Part 1: On humility, self-control, self-knowledge, self-respect, and self-restraint
Ṣágo ḿbúgò, ó ló ṣẹnu gbáṣọ́rọ́.
The demijohn insults the bottle, saying the latter has a long snout.
(It is silly to pick a blemish one shares as the basis for insulting others; the pot should not call the kettle black.)
Ṣàgbà-ṣàgbà ò níí sé àgbà títí láí.
The elderly person who acts his proper part will always be respected as an elder.
(If responsible people wish to be retain people's respect they must always act like elders.)
Ṣàkì ńṣe bí ọ̀rá, egungun ńṣe bí ẹran.
The tripe presents itself as fat; the bone presents itself as meat.
(One should not pretend to be what one is not.)
Ṣáláporẹ́ ò mọ ẹgbẹ́ ẹ̀ nínú omi.
Ṣáláporẹ́ does not know its peer inside water.
(One should know who one's peers are and not overstep one's bounds.)
Ṣe bóo ti mọ, ẹlẹ́wàa Ṣàpọ́n.
Moderate your preening and strutting, beautiful woman of Ṣàpọ́n.

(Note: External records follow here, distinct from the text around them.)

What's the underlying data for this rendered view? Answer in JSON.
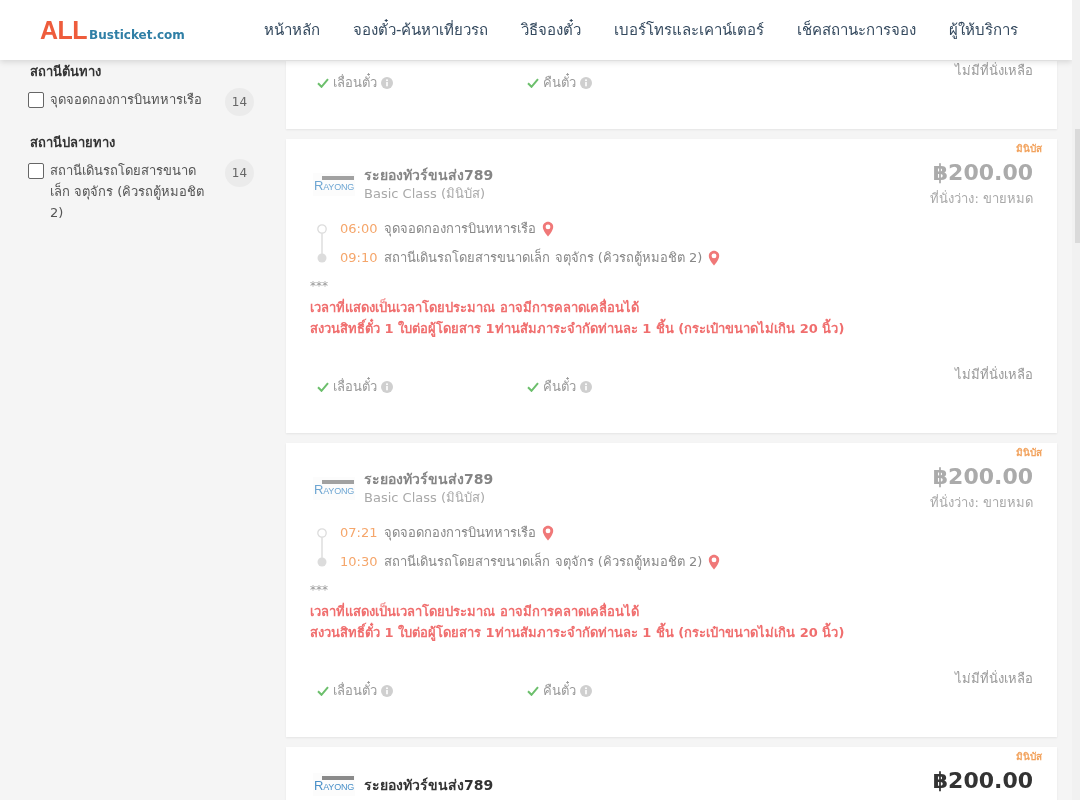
{
  "header": {
    "logo": {
      "primary": "ALL",
      "secondary": "Busticket.com"
    },
    "nav": [
      "หน้าหลัก",
      "จองตั๋ว-ค้นหาเที่ยวรถ",
      "วิธีจองตั๋ว",
      "เบอร์โทรและเคาน์เตอร์",
      "เช็คสถานะการจอง",
      "ผู้ให้บริการ"
    ]
  },
  "filters": [
    {
      "heading": "สถานีต้นทาง",
      "options": [
        {
          "label": "จุดจอดกองการบินทหารเรือ",
          "count": "14",
          "checked": false
        }
      ]
    },
    {
      "heading": "สถานีปลายทาง",
      "options": [
        {
          "label": "สถานีเดินรถโดยสารขนาดเล็ก จตุจักร (คิวรถตู้หมอชิต 2)",
          "count": "14",
          "checked": false
        }
      ]
    }
  ],
  "trips": [
    {
      "features": [
        {
          "label": "เลื่อนตั๋ว",
          "available": true
        },
        {
          "label": "คืนตั๋ว",
          "available": true
        }
      ],
      "seats_note": "ไม่มีที่นั่งเหลือ",
      "sold_out": true
    },
    {
      "tag": "มินิบัส",
      "operator": {
        "logo": "RAYONG",
        "name": "ระยองทัวร์ขนส่ง789",
        "class": "Basic Class (มินิบัส)"
      },
      "price": "฿200.00",
      "availability": "ที่นั่งว่าง: ขายหมด",
      "stops": [
        {
          "time": "06:00",
          "station": "จุดจอดกองการบินทหารเรือ"
        },
        {
          "time": "09:10",
          "station": "สถานีเดินรถโดยสารขนาดเล็ก จตุจักร (คิวรถตู้หมอชิต 2)"
        }
      ],
      "note_mark": "***",
      "notes": [
        "เวลาที่แสดงเป็นเวลาโดยประมาณ อาจมีการคลาดเคลื่อนได้",
        "สงวนสิทธิ์ตั๋ว 1 ใบต่อผู้โดยสาร 1ท่านสัมภาระจำกัดท่านละ 1 ชิ้น (กระเป๋าขนาดไม่เกิน 20 นิ้ว)"
      ],
      "features": [
        {
          "label": "เลื่อนตั๋ว",
          "available": true
        },
        {
          "label": "คืนตั๋ว",
          "available": true
        }
      ],
      "seats_note": "ไม่มีที่นั่งเหลือ",
      "sold_out": true
    },
    {
      "tag": "มินิบัส",
      "operator": {
        "logo": "RAYONG",
        "name": "ระยองทัวร์ขนส่ง789",
        "class": "Basic Class (มินิบัส)"
      },
      "price": "฿200.00",
      "availability": "ที่นั่งว่าง: ขายหมด",
      "stops": [
        {
          "time": "07:21",
          "station": "จุดจอดกองการบินทหารเรือ"
        },
        {
          "time": "10:30",
          "station": "สถานีเดินรถโดยสารขนาดเล็ก จตุจักร (คิวรถตู้หมอชิต 2)"
        }
      ],
      "note_mark": "***",
      "notes": [
        "เวลาที่แสดงเป็นเวลาโดยประมาณ อาจมีการคลาดเคลื่อนได้",
        "สงวนสิทธิ์ตั๋ว 1 ใบต่อผู้โดยสาร 1ท่านสัมภาระจำกัดท่านละ 1 ชิ้น (กระเป๋าขนาดไม่เกิน 20 นิ้ว)"
      ],
      "features": [
        {
          "label": "เลื่อนตั๋ว",
          "available": true
        },
        {
          "label": "คืนตั๋ว",
          "available": true
        }
      ],
      "seats_note": "ไม่มีที่นั่งเหลือ",
      "sold_out": true
    },
    {
      "tag": "มินิบัส",
      "operator": {
        "logo": "RAYONG",
        "name": "ระยองทัวร์ขนส่ง789"
      },
      "price": "฿200.00",
      "sold_out": false
    }
  ]
}
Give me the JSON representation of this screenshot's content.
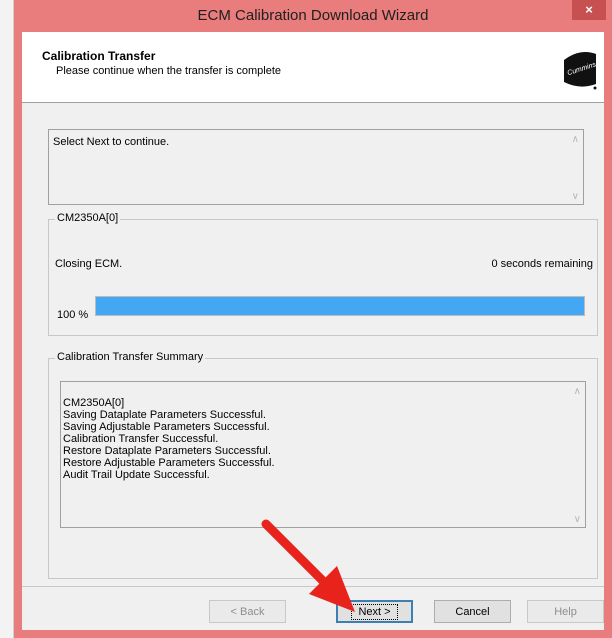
{
  "window": {
    "title": "ECM Calibration Download Wizard",
    "close_glyph": "×"
  },
  "header": {
    "title": "Calibration Transfer",
    "subtitle": "Please continue when the transfer is complete",
    "logo_icon": "cummins-logo",
    "logo_text": "Cummins"
  },
  "message": {
    "text": "Select Next to continue."
  },
  "progress_group": {
    "label": "CM2350A[0]",
    "status_text": "Closing ECM.",
    "remaining_text": "0 seconds remaining",
    "percent_label": "100 %",
    "percent_value": 100
  },
  "summary": {
    "label": "Calibration Transfer Summary",
    "lines": [
      "CM2350A[0]",
      "Saving Dataplate Parameters Successful.",
      "Saving Adjustable Parameters Successful.",
      "Calibration Transfer Successful.",
      "Restore Dataplate Parameters Successful.",
      "Restore Adjustable Parameters Successful.",
      "Audit Trail Update Successful."
    ]
  },
  "buttons": {
    "back": "< Back",
    "next": "Next >",
    "cancel": "Cancel",
    "help": "Help"
  },
  "colors": {
    "titlebar": "#e97c7c",
    "progress": "#43a7f3",
    "annotation_arrow": "#e8231c"
  }
}
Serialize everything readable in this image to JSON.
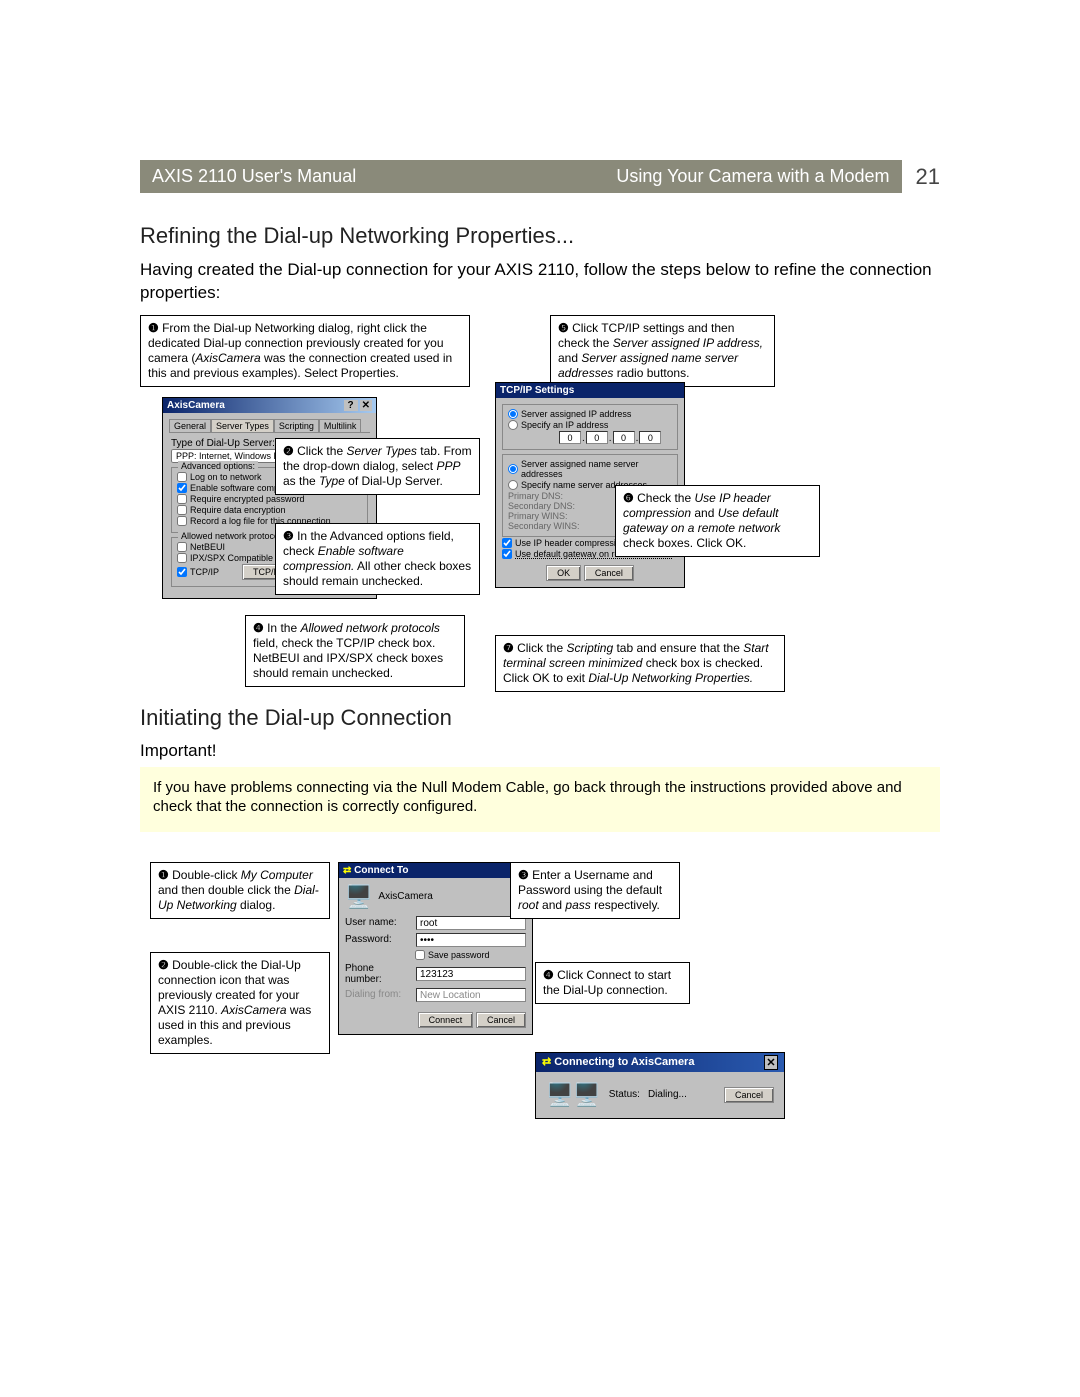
{
  "header": {
    "left": "AXIS 2110 User's Manual",
    "right": "Using Your Camera with a Modem",
    "page": "21"
  },
  "section1": {
    "title": "Refining the Dial-up Networking Properties...",
    "intro": "Having created the Dial-up connection for your AXIS 2110, follow the steps below to refine the connection properties:"
  },
  "callouts1": {
    "c1": {
      "num": "❶",
      "t1": " From the Dial-up Networking dialog, right click the dedicated Dial-up connection previously created for you camera (",
      "i1": "AxisCamera",
      "t2": " was the connection created used in this and previous examples). Select Properties."
    },
    "c2": {
      "num": "❷",
      "t1": " Click the ",
      "i1": "Server Types",
      "t2": " tab. From the drop-down dialog, select ",
      "i2": "PPP",
      "t3": " as the ",
      "i3": "Type",
      "t4": " of Dial-Up Server."
    },
    "c3": {
      "num": "❸",
      "t1": " In the Advanced options field, check ",
      "i1": "Enable software compression.",
      "t2": " All other check boxes should remain unchecked."
    },
    "c4": {
      "num": "❹",
      "t1": " In the ",
      "i1": "Allowed network protocols",
      "t2": " field, check the TCP/IP check box. NetBEUI and IPX/SPX check boxes should remain unchecked."
    },
    "c5": {
      "num": "❺",
      "t1": " Click TCP/IP settings and then check the ",
      "i1": "Server assigned IP address,",
      "t2": " and ",
      "i2": "Server assigned name server addresses",
      "t3": " radio buttons."
    },
    "c6": {
      "num": "❻",
      "t1": " Check the ",
      "i1": "Use IP header compression",
      "t2": " and ",
      "i2": "Use default gateway on a remote network",
      "t3": " check boxes. Click OK."
    },
    "c7": {
      "num": "❼",
      "t1": " Click the ",
      "i1": "Scripting",
      "t2": " tab and ensure that the ",
      "i2": "Start terminal screen minimized",
      "t3": " check box is checked. Click OK to exit ",
      "i3": "Dial-Up Networking Properties."
    }
  },
  "dlg1": {
    "title": "AxisCamera",
    "tabs": {
      "general": "General",
      "server": "Server Types",
      "scripting": "Scripting",
      "multilink": "Multilink"
    },
    "type_label": "Type of Dial-Up Server:",
    "type_value": "PPP: Internet, Windows NT",
    "adv_label": "Advanced options:",
    "adv_logon": "Log on to network",
    "adv_soft": "Enable software compression",
    "adv_enc": "Require encrypted password",
    "adv_dataenc": "Require data encryption",
    "adv_log": "Record a log file for this connection",
    "net_label": "Allowed network protocols:",
    "net_beui": "NetBEUI",
    "net_ipx": "IPX/SPX Compatible",
    "net_tcp": "TCP/IP",
    "btn_tcpip": "TCP/IP Settings..."
  },
  "dlg2": {
    "title": "TCP/IP Settings",
    "r_srvip": "Server assigned IP address",
    "r_specip": "Specify an IP address",
    "ipvals": [
      "0",
      "0",
      "0",
      "0"
    ],
    "r_srv_ns": "Server assigned name server addresses",
    "r_spec_ns": "Specify name server addresses",
    "lbl_pdns": "Primary DNS:",
    "lbl_sdns": "Secondary DNS:",
    "lbl_pwins": "Primary WINS:",
    "lbl_swins": "Secondary WINS:",
    "chk_iphdr": "Use IP header compression",
    "chk_gw": "Use default gateway on remote network",
    "btn_ok": "OK",
    "btn_cancel": "Cancel"
  },
  "section2": {
    "title": "Initiating the Dial-up Connection",
    "important_label": "Important!",
    "note": "If you have problems connecting via the Null Modem Cable, go back through the instructions provided above and check that the connection is correctly configured."
  },
  "callouts2": {
    "c1": {
      "num": "❶",
      "t1": " Double-click ",
      "i1": "My Computer",
      "t2": " and then double click the ",
      "i2": "Dial-Up Networking",
      "t3": " dialog."
    },
    "c2": {
      "num": "❷",
      "t1": " Double-click the Dial-Up connection icon that was previously created for your AXIS 2110. ",
      "i1": "AxisCamera",
      "t2": " was used in this and previous examples."
    },
    "c3": {
      "num": "❸",
      "t1": " Enter a Username and Password using the default ",
      "i1": "root",
      "t2": " and ",
      "i2": "pass",
      "t3": " respectively."
    },
    "c4": {
      "num": "❹",
      "t1": " Click Connect to start the Dial-Up connection."
    }
  },
  "dlg3": {
    "title": "Connect To",
    "name": "AxisCamera",
    "user_lbl": "User name:",
    "user_val": "root",
    "pass_lbl": "Password:",
    "pass_val": "••••",
    "save_pw": "Save password",
    "phone_lbl": "Phone number:",
    "phone_val": "123123",
    "dial_lbl": "Dialing from:",
    "dial_val": "New Location",
    "btn_connect": "Connect",
    "btn_cancel": "Cancel"
  },
  "dlg4": {
    "title": "Connecting to AxisCamera",
    "status_lbl": "Status:",
    "status_val": "Dialing...",
    "btn_cancel": "Cancel",
    "close_x": "✕"
  }
}
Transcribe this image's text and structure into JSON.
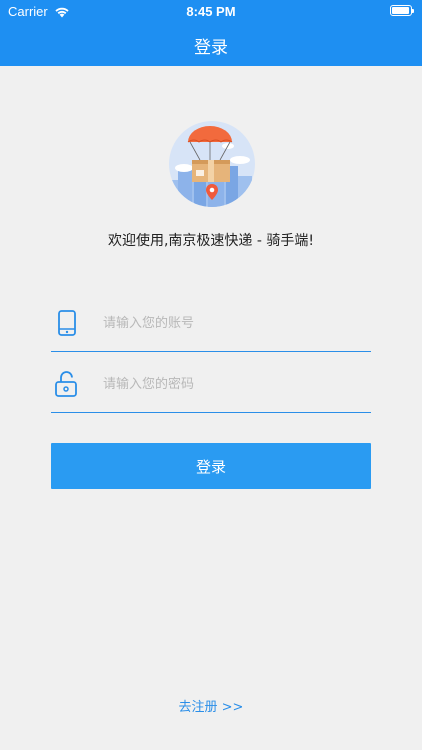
{
  "status_bar": {
    "carrier": "Carrier",
    "time": "8:45 PM"
  },
  "nav": {
    "title": "登录"
  },
  "welcome_text": "欢迎使用,南京极速快递 - 骑手端!",
  "account_field": {
    "placeholder": "请输入您的账号",
    "value": ""
  },
  "password_field": {
    "placeholder": "请输入您的密码",
    "value": ""
  },
  "login_button": {
    "label": "登录"
  },
  "register_link": {
    "label": "去注册 >>"
  },
  "icons": {
    "account": "phone-icon",
    "password": "lock-icon",
    "illustration": "parachute-package-illustration"
  },
  "colors": {
    "nav_background": "#1e8ff2",
    "primary": "#2a9bf2",
    "page_background": "#f0f0f0"
  }
}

(Do not overreach, and do not be too full of yourself.)